Experimental Cadaveric Biomechanical Study.
To establish an experimental procedure in cadavers to estimate joint stiffness/stability at craniovertebral junction (CVJ) region with various implant systems and to develop/validate an indigenous cost effective 3D—FEM (three-dimensional finite element model) of CVJ region.
Summary of Background Data.
Finite element analysis (FEM) tools can provide estimates of internal stress and strain in response to external loading of various implant systems used in CVJ fixations.
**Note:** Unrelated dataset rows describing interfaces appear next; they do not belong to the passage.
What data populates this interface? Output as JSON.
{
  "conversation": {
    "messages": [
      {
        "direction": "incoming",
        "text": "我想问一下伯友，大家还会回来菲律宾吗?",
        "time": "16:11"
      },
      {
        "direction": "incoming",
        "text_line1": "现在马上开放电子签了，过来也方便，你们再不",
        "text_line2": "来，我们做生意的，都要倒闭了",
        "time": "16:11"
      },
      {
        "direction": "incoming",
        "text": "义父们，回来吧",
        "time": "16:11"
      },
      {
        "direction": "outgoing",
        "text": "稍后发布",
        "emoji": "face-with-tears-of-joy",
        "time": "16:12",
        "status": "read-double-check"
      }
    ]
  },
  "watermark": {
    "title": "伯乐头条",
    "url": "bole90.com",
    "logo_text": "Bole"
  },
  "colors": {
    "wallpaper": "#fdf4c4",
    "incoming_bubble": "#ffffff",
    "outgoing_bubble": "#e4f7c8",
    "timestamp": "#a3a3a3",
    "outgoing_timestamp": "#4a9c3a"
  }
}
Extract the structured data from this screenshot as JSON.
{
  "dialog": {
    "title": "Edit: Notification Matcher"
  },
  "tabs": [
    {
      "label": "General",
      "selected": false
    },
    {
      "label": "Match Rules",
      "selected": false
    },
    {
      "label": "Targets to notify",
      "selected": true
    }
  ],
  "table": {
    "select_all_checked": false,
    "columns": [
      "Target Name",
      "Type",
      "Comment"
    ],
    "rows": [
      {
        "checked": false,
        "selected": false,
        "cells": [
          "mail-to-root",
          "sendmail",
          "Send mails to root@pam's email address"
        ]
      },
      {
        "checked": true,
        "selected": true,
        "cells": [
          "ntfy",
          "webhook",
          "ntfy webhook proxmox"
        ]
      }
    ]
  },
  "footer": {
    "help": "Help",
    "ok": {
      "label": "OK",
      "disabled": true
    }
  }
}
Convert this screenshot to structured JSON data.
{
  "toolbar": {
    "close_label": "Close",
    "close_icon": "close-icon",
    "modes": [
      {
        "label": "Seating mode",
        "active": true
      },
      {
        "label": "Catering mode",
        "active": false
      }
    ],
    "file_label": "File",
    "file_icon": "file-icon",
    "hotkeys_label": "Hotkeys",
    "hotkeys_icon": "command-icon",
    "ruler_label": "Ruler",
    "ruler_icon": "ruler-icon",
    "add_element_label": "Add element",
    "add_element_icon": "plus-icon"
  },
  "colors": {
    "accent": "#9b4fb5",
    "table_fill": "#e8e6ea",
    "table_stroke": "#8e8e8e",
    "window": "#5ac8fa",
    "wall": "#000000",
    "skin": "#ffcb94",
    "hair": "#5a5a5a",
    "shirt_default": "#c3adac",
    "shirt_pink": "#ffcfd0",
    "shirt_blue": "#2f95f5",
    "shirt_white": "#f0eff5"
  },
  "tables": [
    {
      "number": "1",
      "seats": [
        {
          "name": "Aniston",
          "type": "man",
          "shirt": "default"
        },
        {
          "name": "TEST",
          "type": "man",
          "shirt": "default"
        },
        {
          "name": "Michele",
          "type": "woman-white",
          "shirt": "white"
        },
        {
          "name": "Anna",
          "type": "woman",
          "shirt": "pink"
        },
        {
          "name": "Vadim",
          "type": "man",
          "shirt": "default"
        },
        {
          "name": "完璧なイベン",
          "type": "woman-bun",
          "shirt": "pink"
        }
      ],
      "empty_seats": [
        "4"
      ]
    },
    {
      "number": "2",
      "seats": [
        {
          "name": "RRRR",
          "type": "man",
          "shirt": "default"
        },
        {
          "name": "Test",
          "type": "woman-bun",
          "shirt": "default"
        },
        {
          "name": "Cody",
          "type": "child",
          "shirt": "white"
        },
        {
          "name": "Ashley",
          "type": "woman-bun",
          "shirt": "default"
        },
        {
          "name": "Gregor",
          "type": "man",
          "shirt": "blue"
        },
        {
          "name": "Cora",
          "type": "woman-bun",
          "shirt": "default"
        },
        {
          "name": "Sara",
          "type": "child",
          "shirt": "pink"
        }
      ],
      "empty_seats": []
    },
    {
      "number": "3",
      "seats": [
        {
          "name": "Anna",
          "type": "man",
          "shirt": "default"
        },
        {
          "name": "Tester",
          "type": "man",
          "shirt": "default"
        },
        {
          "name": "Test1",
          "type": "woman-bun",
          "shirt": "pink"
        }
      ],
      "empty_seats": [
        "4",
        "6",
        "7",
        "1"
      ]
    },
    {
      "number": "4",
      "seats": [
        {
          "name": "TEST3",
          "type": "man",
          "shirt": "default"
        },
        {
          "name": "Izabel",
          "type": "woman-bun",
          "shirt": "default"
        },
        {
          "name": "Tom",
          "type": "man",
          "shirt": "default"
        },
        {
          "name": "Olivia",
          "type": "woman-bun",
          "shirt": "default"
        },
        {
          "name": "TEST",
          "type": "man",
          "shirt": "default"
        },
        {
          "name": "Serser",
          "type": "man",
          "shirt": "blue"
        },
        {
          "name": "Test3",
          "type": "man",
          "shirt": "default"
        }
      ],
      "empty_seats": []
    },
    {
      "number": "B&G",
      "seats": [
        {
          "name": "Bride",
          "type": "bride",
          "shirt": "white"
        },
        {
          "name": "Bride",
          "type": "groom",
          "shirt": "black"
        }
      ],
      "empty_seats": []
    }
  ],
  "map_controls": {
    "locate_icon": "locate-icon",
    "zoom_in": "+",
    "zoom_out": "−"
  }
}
Experimental setup for conducting biomechanical movements on CVJ region of cadaver was developed using cost effective innovative tools. A manually actuated seven- degrees of freedom parallel manipulator motion testing system (MA7DPM) was designed and developed to impart designed trajectories and to conduct various biomechanical motion studies at CVJ region for the present study.
FEM model of CVJ region was developed and subsequently validated with CVJ morphometry data of 15 human subjects of Asian origin. Validated FEM was subjected to force motion studies at the CVJ region. The force-motion maps obtained from the FEM studies were subsequently validated against biomechanical experiment results from cadaveric experiment results obtained with three different implant fixations.
A cost effective biomechanical tool (which did not require decapitation of cadaveric head) and a customised chair (to place cadaver in sitting position during conduct of biomechanical movements simulating real-life scenario) was indigenously designed and developed. Developed biomechanical tool (MA7DPM) for this study is likely to be useful for stress-testing analysis of various implant systems for individual patients undergoing surgery at CVJ region in near future.
Level of Evidence: 5